Being frugal can be really boring, so I still spent on beer: PBR, Lone Star, Shiner Bock. You can always have a good time if you have friends around and beer.
When I got the new job was about the same time my wife and I read Dave Ramsey’s Total Money Makeover and decided to change our lives and start paying off our debt. About 95 percent of the activities we did after that were free. We wouldn’t spend to go out to eat or go to concerts or movies. If it cost a lot of money, we just wouldn’t do it.
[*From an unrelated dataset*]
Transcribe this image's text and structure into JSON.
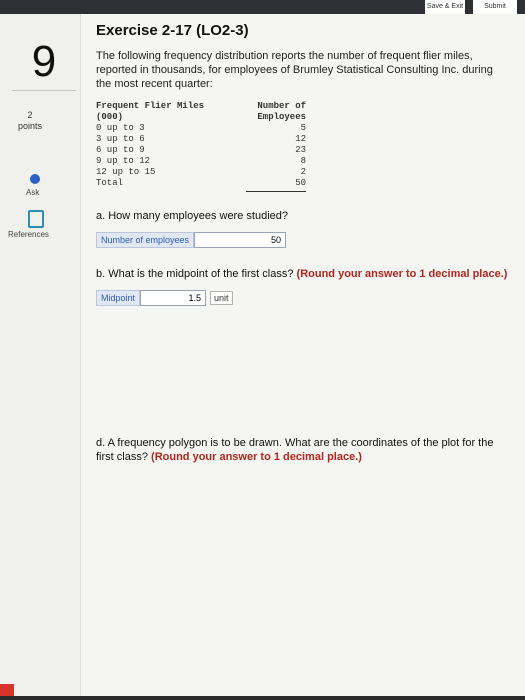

We lived in Austin at the time and it had tons of free festivals, such as the Zilker Kite Festival. SXSW has a ton of free shows if you’re willing to wait in line. Eventbrite sent us an email whenever there was a free event — free concerts, movie night on the lawn. Oftentimes we’d go to the park or hang out at friends’ houses. We’d pay $3 to swim in this public swimming hole called Barton Springs. Instead of going out, we’d invite over other couples for dinner parties and we’d all split the cost of food. Other times we’d just lounge around the house, being close with each other and doing newlywed stuff (like sex).
I bought a $300 bike and rode it to work to save on gas. I biked 80 percent of the time it wasn’t raining.
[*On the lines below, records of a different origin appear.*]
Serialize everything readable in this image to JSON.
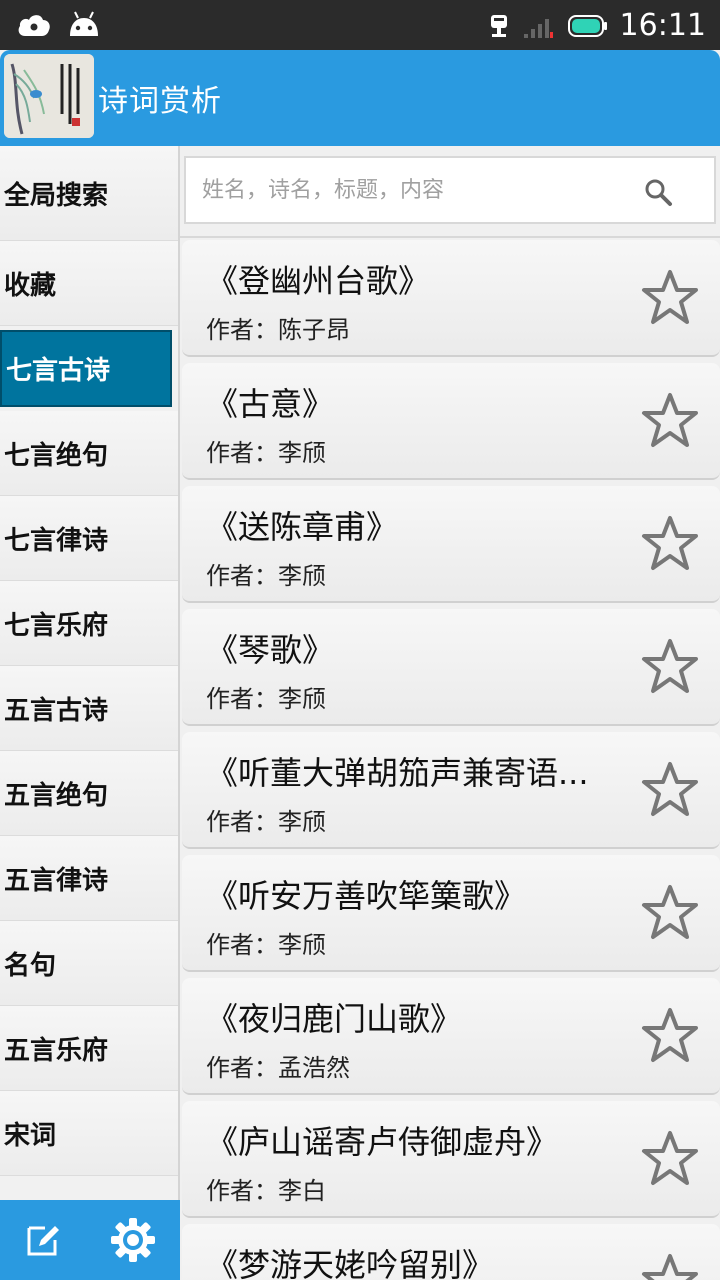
{
  "status_bar": {
    "time": "16:11"
  },
  "app": {
    "title": "诗词赏析"
  },
  "search": {
    "placeholder": "姓名，诗名，标题，内容"
  },
  "sidebar": {
    "items": [
      {
        "label": "全局搜索",
        "active": false
      },
      {
        "label": "收藏",
        "active": false
      },
      {
        "label": "七言古诗",
        "active": true
      },
      {
        "label": "七言绝句",
        "active": false
      },
      {
        "label": "七言律诗",
        "active": false
      },
      {
        "label": "七言乐府",
        "active": false
      },
      {
        "label": "五言古诗",
        "active": false
      },
      {
        "label": "五言绝句",
        "active": false
      },
      {
        "label": "五言律诗",
        "active": false
      },
      {
        "label": "名句",
        "active": false
      },
      {
        "label": "五言乐府",
        "active": false
      },
      {
        "label": "宋词",
        "active": false
      }
    ]
  },
  "poems": [
    {
      "title": "《登幽州台歌》",
      "author": "作者：陈子昂"
    },
    {
      "title": "《古意》",
      "author": "作者：李颀"
    },
    {
      "title": "《送陈章甫》",
      "author": "作者：李颀"
    },
    {
      "title": "《琴歌》",
      "author": "作者：李颀"
    },
    {
      "title": "《听董大弹胡笳声兼寄语...",
      "author": "作者：李颀"
    },
    {
      "title": "《听安万善吹筚篥歌》",
      "author": "作者：李颀"
    },
    {
      "title": "《夜归鹿门山歌》",
      "author": "作者：孟浩然"
    },
    {
      "title": "《庐山谣寄卢侍御虚舟》",
      "author": "作者：李白"
    },
    {
      "title": "《梦游天姥吟留别》",
      "author": ""
    }
  ],
  "colors": {
    "accent": "#2a9ae0",
    "active_item": "#00749e",
    "status_bar": "#2b2b2b"
  },
  "icons": {
    "sidebar_bottom_left": "edit-icon",
    "sidebar_bottom_right": "gear-icon",
    "search": "search-icon",
    "favorite": "star-outline-icon"
  }
}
Being frugal can be really boring, so I still spent on beer: PBR, Lone Star, Shiner Bock. You can always have a good time if you have friends around and beer. Every once in awhile we’d splurge and buy Austin Beer Works, a new craft brewery there.
I was really bad with money when I was younger. I had had a credit card since I was in high school, and thought I was good since I always made the minimum payment. I didn’t understand that the money on the card is debt. It’s just a loan. But it made me feel like I had an extra $2,000 in my pocket, and I spent like it. I ended up carrying a balance for more than eight years. And the crazy part was I worked all throughout high school and college — I didn’t even need to go into credit card debt.
One time, in college, I signed up for a new credit card just so I could get a free sandwich at Subway.
I had a second job working at Outback Steakhouse for six days a week, so I was working 40 hours a week at my first job and another 30 or 40 at the restaurant.
You have to tell people “no” a lot when you decided to quit spending as much. Some of our friends understood what we were trying to do, but others were like, “Why are you not coming out to eat with us? Why aren’t you coming to the show?” Other people don’t care what your financial goals are. They just want to hang out and have you do what they’re doing.
We definitely lost some friends during this process. Not legit friends, but tertiary ones we just drank with.
One of the best things I did was take up a cheap hobby. I bought $200 of climbing equipment for me and my wife so we could use it at this free, outdoor climbing space about a half mile from where we lived. We’d go climbing two or three days a week, and eventually some friends of ours started joining us. It was free, and it was a great workout.
We’ve been debt-free for about more than two weeks now. So, technically, we’re broke. It’s weird to be broke when you’re making good money. Like a paradox. But I’m just excited to have done it in my 30s and not my 50s.
John McDermott is a staff writer at MEL, where he last wrote about the complicated relationship between smokeless tobacco and sports.